- access = enter, get into
- argue = to give clear reasons that something is true
- available = to be had, exist
- broadband = to move information over the Internet at a very high speed
- calls for = plan
- cancel = stop
- charge = you must pay for something
- content = text, images, music etc..
- cover = here work in
- disadvantage = the bad side of something
- enable = allow
- equip = install
- essential = very important
- experience = here: work
- geostationary satellite = object in space that moves with the earth and always stays in the same position above it
- global = worldwide
- globe = earth
- however = but
- in-flight = on board a plane
- landmass = continent
- launch = start, send into space
- offer = here: give to a passenger
- orbit = to go around
- receiver = machine that gets and understands radio signals
- regular basis = all the time, very often
- reliability = to be able to trust something and depend on it
- service = something that a company lets you use
- standstill = stop working
- surf = browse the internet
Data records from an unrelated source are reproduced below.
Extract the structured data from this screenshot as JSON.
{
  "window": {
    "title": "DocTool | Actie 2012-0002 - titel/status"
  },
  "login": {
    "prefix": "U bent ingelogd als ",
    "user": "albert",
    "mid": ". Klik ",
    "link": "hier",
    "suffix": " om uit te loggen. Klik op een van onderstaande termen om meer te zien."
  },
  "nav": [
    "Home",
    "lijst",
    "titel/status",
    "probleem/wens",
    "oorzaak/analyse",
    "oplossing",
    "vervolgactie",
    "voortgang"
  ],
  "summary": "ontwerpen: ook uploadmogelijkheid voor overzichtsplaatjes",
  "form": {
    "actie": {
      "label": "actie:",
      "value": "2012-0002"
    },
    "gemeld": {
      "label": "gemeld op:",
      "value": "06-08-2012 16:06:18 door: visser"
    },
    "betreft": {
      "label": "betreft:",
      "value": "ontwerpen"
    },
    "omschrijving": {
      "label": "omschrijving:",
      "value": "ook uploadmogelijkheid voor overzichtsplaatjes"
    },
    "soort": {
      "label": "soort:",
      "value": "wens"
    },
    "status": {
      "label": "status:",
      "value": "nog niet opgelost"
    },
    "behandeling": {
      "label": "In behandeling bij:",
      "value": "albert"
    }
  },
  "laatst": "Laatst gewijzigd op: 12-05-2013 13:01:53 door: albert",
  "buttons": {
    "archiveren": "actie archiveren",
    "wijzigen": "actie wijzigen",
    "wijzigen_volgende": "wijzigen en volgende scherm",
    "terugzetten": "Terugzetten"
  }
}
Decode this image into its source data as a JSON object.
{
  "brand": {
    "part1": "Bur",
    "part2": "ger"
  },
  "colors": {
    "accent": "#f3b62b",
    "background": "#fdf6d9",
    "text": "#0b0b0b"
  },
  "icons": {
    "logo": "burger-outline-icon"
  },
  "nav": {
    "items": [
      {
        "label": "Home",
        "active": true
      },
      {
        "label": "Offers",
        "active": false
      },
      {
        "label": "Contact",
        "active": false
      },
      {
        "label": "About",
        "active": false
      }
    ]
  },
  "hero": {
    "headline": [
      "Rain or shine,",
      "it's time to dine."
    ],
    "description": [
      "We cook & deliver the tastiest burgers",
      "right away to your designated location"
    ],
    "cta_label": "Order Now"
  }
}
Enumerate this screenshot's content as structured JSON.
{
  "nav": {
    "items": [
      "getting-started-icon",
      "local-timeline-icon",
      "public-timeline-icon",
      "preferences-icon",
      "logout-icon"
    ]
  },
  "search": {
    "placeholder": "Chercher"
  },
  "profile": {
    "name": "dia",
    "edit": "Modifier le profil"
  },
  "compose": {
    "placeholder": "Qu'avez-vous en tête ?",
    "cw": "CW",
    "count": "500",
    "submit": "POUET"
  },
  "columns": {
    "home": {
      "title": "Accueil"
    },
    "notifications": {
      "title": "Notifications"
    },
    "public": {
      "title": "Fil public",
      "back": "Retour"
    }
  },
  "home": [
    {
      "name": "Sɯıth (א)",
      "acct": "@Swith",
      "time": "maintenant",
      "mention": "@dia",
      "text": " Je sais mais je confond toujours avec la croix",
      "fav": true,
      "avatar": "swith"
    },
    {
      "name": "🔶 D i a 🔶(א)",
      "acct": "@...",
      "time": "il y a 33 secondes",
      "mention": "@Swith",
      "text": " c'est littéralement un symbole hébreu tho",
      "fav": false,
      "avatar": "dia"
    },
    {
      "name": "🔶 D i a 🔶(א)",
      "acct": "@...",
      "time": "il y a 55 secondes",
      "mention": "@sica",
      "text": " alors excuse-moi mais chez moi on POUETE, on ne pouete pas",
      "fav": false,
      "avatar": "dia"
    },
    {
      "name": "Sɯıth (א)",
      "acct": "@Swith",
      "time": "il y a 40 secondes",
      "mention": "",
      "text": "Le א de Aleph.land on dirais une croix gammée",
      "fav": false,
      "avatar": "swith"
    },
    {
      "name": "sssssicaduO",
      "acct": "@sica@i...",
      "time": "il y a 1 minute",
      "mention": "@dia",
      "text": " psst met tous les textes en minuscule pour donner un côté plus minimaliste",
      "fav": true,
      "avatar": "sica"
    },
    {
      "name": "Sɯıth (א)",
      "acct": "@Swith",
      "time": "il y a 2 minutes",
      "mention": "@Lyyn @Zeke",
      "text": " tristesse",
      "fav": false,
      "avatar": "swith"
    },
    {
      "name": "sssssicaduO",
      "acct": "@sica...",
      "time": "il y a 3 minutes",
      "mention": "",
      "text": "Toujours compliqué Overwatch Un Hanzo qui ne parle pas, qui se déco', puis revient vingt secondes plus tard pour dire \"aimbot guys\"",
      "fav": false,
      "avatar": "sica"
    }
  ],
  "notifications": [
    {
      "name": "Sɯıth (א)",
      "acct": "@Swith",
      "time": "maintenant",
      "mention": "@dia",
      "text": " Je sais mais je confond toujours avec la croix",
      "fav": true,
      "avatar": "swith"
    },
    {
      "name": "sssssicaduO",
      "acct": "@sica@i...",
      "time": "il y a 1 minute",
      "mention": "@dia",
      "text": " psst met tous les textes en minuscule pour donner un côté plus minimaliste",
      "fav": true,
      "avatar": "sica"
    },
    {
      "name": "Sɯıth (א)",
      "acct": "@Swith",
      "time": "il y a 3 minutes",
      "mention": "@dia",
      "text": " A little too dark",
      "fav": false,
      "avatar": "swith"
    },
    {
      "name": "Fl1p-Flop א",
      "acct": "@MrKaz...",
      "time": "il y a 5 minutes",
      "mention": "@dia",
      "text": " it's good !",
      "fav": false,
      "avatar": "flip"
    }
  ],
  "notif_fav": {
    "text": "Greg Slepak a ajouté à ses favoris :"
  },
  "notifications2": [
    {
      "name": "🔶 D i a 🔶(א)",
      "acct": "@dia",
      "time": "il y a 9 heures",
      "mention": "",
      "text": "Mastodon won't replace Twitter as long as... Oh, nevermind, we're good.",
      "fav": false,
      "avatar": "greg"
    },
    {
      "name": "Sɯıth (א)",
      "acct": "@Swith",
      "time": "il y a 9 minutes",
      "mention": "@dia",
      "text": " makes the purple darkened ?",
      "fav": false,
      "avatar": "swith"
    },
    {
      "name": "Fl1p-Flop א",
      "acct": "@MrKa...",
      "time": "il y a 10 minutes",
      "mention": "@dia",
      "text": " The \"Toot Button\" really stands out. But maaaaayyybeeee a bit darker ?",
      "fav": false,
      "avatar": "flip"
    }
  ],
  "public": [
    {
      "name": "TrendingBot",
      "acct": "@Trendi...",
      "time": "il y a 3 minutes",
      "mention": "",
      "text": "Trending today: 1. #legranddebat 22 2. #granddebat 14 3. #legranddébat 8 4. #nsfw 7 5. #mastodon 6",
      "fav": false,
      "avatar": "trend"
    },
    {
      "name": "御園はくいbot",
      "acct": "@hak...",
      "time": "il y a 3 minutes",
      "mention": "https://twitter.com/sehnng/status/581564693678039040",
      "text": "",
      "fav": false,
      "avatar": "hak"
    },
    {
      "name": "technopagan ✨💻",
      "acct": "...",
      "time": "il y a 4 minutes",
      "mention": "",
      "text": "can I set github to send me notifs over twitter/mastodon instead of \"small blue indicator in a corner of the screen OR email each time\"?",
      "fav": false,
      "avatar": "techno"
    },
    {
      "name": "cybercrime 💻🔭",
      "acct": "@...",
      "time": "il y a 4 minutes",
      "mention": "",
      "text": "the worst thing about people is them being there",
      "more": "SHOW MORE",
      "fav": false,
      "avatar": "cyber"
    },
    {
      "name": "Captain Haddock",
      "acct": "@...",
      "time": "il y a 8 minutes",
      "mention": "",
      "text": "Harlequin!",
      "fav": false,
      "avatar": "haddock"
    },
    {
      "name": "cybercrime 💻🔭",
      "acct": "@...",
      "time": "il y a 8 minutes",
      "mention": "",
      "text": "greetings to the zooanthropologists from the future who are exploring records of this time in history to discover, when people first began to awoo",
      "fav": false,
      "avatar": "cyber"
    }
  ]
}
- trans-oceanic = across the ocean
- troubling = worrying
- wi-fi = wireless connection